Page and application data records:

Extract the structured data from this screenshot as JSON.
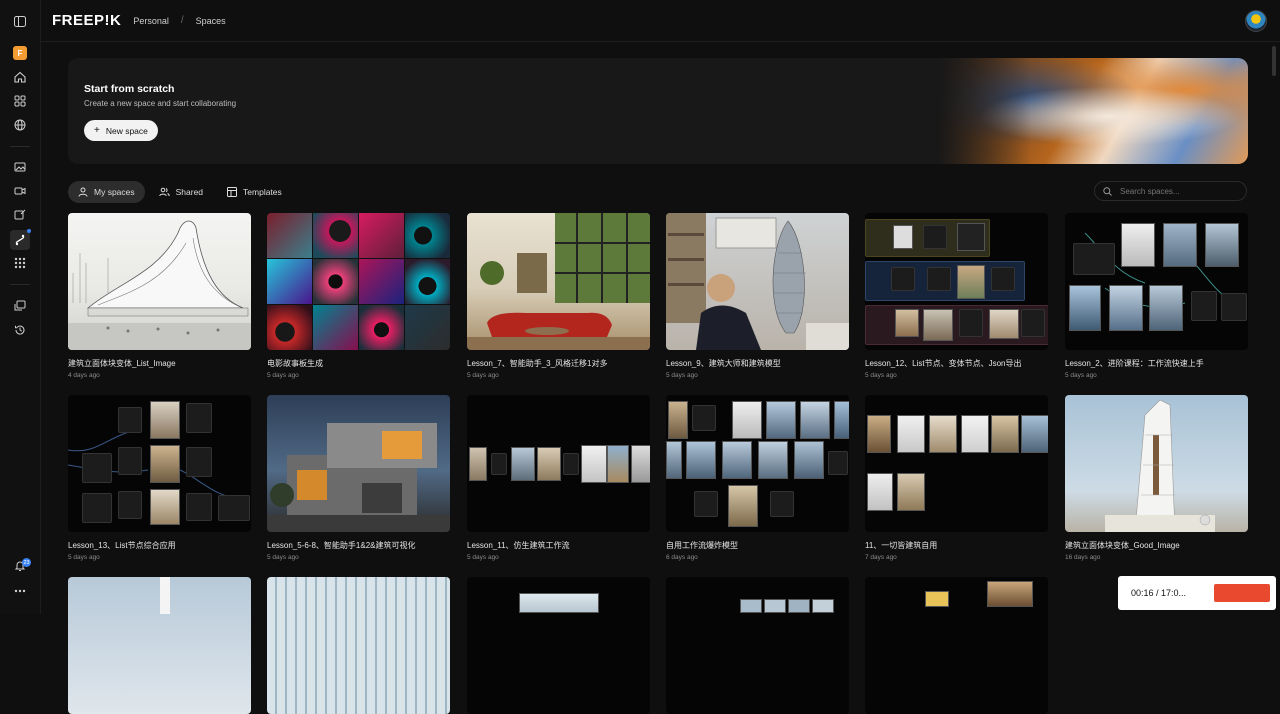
{
  "topbar": {
    "logo": "FREEP!K",
    "breadcrumb": [
      "Personal",
      "Spaces"
    ]
  },
  "sidebar": {
    "icons": [
      "panel-toggle-icon",
      "workspace-icon",
      "home-icon",
      "apps-grid-icon",
      "globe-icon",
      "image-icon",
      "video-icon",
      "edit-image-icon",
      "spaces-icon",
      "grid-icon",
      "stack-icon",
      "history-icon",
      "notification-icon",
      "more-icon"
    ],
    "workspace_letter": "F",
    "notification_count": "23"
  },
  "hero": {
    "title": "Start from scratch",
    "subtitle": "Create a new space and start collaborating",
    "button": "New space"
  },
  "tabs": [
    {
      "label": "My spaces",
      "active": true
    },
    {
      "label": "Shared",
      "active": false
    },
    {
      "label": "Templates",
      "active": false
    }
  ],
  "search": {
    "placeholder": "Search spaces..."
  },
  "cards": [
    {
      "title": "建筑立面体块变体_List_Image",
      "date": "4 days ago"
    },
    {
      "title": "电影故事板生成",
      "date": "5 days ago"
    },
    {
      "title": "Lesson_7、智能助手_3_风格迁移1对多",
      "date": "5 days ago"
    },
    {
      "title": "Lesson_9、建筑大师和建筑模型",
      "date": "5 days ago"
    },
    {
      "title": "Lesson_12、List节点、变体节点、Json导出",
      "date": "5 days ago"
    },
    {
      "title": "Lesson_2、进阶课程：工作流快速上手",
      "date": "5 days ago"
    },
    {
      "title": "Lesson_13、List节点综合应用",
      "date": "5 days ago"
    },
    {
      "title": "Lesson_5-6-8、智能助手1&2&建筑可视化",
      "date": "5 days ago"
    },
    {
      "title": "Lesson_11、仿生建筑工作流",
      "date": "5 days ago"
    },
    {
      "title": "自用工作流爆炸模型",
      "date": "6 days ago"
    },
    {
      "title": "11、一切皆建筑自用",
      "date": "7 days ago"
    },
    {
      "title": "建筑立面体块变体_Good_Image",
      "date": "16 days ago"
    }
  ],
  "player": {
    "time": "00:16 / 17:0..."
  }
}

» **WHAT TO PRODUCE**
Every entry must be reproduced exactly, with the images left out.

» **SOLUTION**
Extract the structured data from this screenshot as JSON.
{
  "topbar": {
    "logo": "FREEP!K",
    "breadcrumb": [
      "Personal",
      "Spaces"
    ]
  },
  "sidebar": {
    "icons": [
      "panel-toggle-icon",
      "workspace-icon",
      "home-icon",
      "apps-grid-icon",
      "globe-icon",
      "image-icon",
      "video-icon",
      "edit-image-icon",
      "spaces-icon",
      "grid-icon",
      "stack-icon",
      "history-icon",
      "notification-icon",
      "more-icon"
    ],
    "workspace_letter": "F",
    "notification_count": "23"
  },
  "hero": {
    "title": "Start from scratch",
    "subtitle": "Create a new space and start collaborating",
    "button": "New space"
  },
  "tabs": [
    {
      "label": "My spaces",
      "active": true
    },
    {
      "label": "Shared",
      "active": false
    },
    {
      "label": "Templates",
      "active": false
    }
  ],
  "search": {
    "placeholder": "Search spaces..."
  },
  "cards": [
    {
      "title": "建筑立面体块变体_List_Image",
      "date": "4 days ago"
    },
    {
      "title": "电影故事板生成",
      "date": "5 days ago"
    },
    {
      "title": "Lesson_7、智能助手_3_风格迁移1对多",
      "date": "5 days ago"
    },
    {
      "title": "Lesson_9、建筑大师和建筑模型",
      "date": "5 days ago"
    },
    {
      "title": "Lesson_12、List节点、变体节点、Json导出",
      "date": "5 days ago"
    },
    {
      "title": "Lesson_2、进阶课程：工作流快速上手",
      "date": "5 days ago"
    },
    {
      "title": "Lesson_13、List节点综合应用",
      "date": "5 days ago"
    },
    {
      "title": "Lesson_5-6-8、智能助手1&2&建筑可视化",
      "date": "5 days ago"
    },
    {
      "title": "Lesson_11、仿生建筑工作流",
      "date": "5 days ago"
    },
    {
      "title": "自用工作流爆炸模型",
      "date": "6 days ago"
    },
    {
      "title": "11、一切皆建筑自用",
      "date": "7 days ago"
    },
    {
      "title": "建筑立面体块变体_Good_Image",
      "date": "16 days ago"
    }
  ],
  "player": {
    "time": "00:16 / 17:0..."
  }
}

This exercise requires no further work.